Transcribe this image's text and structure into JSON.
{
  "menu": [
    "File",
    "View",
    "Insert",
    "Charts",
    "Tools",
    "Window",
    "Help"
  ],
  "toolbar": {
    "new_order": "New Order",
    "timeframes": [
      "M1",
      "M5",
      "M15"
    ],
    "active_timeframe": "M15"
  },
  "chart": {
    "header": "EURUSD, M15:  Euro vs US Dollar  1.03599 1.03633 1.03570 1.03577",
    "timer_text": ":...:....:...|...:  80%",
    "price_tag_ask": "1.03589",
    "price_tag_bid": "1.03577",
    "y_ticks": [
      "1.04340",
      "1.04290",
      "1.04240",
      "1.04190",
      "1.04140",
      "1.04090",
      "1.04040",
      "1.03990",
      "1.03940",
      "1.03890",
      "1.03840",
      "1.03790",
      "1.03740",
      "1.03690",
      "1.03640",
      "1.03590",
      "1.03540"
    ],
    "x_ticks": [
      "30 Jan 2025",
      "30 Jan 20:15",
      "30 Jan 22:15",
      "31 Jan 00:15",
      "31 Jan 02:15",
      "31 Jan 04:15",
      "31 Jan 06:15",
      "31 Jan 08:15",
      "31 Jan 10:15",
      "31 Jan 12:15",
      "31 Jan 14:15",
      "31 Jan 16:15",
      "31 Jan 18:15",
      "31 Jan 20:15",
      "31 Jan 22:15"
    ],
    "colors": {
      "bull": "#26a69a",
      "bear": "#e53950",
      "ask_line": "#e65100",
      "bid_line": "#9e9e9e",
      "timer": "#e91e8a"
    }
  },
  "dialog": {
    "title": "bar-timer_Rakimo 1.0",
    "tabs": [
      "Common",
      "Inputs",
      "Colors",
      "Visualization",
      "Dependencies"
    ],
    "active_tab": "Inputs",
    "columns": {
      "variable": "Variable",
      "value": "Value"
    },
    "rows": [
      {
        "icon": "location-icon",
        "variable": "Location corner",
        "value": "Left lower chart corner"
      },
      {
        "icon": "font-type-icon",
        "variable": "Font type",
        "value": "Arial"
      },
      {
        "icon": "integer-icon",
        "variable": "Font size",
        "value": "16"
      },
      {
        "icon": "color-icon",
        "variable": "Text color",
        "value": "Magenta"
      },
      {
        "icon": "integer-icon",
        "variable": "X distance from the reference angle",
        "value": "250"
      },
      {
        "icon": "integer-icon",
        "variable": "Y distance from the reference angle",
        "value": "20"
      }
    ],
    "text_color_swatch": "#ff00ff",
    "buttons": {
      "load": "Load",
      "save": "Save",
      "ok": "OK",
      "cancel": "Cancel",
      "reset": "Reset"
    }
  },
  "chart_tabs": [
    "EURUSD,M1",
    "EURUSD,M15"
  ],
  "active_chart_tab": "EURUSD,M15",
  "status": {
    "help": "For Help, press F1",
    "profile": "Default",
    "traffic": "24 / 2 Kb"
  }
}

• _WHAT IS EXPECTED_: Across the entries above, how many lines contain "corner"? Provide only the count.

• _RESULT_: 2